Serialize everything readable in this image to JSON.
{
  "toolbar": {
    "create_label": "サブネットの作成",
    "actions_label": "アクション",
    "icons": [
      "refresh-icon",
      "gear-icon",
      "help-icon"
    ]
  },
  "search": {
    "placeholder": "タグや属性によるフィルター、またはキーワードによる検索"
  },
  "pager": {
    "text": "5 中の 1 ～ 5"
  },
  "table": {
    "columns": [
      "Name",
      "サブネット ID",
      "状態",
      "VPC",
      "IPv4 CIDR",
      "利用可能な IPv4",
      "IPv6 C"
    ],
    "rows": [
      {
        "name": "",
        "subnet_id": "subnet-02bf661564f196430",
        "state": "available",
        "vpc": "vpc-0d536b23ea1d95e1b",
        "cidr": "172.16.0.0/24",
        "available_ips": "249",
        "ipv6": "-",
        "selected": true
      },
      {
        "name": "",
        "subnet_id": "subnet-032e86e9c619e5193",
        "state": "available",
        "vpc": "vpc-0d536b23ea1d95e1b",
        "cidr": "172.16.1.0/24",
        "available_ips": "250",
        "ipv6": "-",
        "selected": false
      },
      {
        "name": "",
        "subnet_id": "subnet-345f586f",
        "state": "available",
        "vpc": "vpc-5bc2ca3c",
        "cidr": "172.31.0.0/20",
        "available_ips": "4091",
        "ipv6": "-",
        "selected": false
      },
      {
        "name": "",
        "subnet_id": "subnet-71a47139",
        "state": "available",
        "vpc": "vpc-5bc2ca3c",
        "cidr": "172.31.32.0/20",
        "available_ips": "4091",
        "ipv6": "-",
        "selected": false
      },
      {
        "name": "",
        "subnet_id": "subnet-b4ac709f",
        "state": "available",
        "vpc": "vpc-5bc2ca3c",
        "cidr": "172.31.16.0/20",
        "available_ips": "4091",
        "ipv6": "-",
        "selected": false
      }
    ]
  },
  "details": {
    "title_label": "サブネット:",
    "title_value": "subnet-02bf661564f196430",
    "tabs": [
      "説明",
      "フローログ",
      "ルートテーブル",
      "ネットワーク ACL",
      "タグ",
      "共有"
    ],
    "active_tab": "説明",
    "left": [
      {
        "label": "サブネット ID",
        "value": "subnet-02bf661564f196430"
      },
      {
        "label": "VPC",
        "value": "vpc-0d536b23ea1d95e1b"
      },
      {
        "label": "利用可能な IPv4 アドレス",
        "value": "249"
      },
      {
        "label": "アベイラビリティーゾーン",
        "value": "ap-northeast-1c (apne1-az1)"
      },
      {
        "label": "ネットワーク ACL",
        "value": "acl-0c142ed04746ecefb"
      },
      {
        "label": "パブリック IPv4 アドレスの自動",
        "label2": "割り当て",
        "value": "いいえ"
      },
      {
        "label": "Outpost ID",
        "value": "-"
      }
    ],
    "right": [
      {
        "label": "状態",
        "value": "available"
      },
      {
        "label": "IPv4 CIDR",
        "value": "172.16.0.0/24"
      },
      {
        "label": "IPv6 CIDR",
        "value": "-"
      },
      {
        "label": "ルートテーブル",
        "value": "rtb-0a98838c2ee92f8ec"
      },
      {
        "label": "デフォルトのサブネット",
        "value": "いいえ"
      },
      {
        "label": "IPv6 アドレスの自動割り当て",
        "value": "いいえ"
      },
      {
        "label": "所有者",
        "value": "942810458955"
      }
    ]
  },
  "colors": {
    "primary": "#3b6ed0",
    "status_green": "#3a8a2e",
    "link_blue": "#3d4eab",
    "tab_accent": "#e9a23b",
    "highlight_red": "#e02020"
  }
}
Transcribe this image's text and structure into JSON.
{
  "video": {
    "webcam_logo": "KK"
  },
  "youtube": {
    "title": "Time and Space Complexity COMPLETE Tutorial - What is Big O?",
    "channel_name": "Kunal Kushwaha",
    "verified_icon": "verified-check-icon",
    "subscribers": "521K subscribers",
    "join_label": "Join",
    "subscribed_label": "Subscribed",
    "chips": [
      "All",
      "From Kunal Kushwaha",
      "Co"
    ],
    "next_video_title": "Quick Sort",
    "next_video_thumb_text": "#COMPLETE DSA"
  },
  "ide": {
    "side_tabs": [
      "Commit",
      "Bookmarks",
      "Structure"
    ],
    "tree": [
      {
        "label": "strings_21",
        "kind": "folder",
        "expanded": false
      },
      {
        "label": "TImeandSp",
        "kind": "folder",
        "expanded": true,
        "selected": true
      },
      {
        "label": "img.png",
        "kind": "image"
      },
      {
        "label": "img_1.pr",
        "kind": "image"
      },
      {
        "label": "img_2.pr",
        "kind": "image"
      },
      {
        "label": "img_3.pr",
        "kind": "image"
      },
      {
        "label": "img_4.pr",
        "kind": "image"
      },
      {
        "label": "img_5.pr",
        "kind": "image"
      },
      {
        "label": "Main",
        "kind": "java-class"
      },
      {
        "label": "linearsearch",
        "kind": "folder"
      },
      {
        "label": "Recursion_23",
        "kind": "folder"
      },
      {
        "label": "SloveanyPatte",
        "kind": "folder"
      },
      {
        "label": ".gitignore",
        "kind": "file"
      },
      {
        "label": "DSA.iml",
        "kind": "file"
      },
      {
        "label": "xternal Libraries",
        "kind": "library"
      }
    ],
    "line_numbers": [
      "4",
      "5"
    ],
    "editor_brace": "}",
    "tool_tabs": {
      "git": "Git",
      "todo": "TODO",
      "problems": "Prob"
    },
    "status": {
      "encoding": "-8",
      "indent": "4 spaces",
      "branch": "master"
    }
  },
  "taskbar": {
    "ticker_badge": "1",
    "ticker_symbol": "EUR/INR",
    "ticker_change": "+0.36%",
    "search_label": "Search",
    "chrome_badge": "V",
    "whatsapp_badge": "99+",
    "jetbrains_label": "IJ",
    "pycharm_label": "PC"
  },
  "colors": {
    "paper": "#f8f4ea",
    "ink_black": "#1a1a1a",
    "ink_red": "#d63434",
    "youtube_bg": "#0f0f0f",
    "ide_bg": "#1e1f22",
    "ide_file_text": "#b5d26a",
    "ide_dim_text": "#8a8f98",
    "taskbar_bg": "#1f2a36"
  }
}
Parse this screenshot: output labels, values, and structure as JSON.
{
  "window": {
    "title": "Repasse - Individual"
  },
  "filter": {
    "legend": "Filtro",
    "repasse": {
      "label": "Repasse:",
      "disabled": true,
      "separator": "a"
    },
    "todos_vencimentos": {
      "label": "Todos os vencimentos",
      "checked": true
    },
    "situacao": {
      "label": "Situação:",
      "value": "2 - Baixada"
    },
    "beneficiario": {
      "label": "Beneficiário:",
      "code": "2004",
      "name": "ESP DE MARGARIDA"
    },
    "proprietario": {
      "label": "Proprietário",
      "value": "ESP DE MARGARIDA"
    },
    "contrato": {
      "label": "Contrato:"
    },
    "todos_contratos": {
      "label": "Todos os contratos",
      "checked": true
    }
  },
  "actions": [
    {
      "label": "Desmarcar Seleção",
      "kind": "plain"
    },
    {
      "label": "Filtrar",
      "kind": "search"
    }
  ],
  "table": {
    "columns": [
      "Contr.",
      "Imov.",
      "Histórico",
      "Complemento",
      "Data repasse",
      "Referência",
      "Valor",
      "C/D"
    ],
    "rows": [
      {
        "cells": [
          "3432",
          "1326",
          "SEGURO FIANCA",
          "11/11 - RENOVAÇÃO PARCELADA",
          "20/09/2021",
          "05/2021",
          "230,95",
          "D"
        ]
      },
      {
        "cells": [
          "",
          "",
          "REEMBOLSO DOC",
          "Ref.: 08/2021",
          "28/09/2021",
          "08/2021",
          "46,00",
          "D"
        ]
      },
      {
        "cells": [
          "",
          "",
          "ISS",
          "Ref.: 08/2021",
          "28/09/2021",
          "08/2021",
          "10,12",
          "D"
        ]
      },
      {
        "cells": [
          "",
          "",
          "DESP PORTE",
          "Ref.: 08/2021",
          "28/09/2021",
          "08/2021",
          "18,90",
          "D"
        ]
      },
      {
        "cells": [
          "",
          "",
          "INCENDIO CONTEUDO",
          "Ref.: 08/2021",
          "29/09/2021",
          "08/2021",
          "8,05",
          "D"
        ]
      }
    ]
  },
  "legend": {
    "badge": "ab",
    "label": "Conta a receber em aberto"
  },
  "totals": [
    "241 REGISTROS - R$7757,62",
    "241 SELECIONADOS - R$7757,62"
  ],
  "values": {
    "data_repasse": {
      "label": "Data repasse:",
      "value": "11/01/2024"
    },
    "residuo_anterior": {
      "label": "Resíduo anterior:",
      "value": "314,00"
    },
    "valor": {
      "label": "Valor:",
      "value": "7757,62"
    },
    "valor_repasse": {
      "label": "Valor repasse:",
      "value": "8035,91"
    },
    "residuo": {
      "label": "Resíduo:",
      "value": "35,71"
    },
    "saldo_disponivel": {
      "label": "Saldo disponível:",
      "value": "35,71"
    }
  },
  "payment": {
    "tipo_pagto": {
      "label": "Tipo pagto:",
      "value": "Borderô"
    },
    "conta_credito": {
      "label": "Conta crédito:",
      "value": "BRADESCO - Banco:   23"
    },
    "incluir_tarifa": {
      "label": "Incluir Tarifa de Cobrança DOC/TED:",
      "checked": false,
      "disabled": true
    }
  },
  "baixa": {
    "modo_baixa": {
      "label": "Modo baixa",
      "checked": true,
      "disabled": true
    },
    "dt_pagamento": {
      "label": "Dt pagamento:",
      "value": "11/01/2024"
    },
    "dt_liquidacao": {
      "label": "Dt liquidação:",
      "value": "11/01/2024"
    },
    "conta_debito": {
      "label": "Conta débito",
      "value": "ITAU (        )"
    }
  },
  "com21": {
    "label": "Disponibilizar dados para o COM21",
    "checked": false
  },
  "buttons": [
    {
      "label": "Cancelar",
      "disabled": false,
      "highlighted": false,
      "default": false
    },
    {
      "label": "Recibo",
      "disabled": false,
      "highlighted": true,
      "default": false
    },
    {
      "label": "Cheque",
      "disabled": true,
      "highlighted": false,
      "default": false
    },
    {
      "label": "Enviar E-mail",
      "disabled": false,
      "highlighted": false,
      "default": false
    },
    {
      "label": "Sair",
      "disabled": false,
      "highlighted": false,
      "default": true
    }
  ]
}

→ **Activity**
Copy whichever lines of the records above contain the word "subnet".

→ **Answer space**
        "subnet_id": "subnet-02bf661564f196430",
        "subnet_id": "subnet-032e86e9c619e5193",
        "subnet_id": "subnet-345f586f",
        "subnet_id": "subnet-71a47139",
        "subnet_id": "subnet-b4ac709f",
    "title_value": "subnet-02bf661564f196430",
        "value": "subnet-02bf661564f196430"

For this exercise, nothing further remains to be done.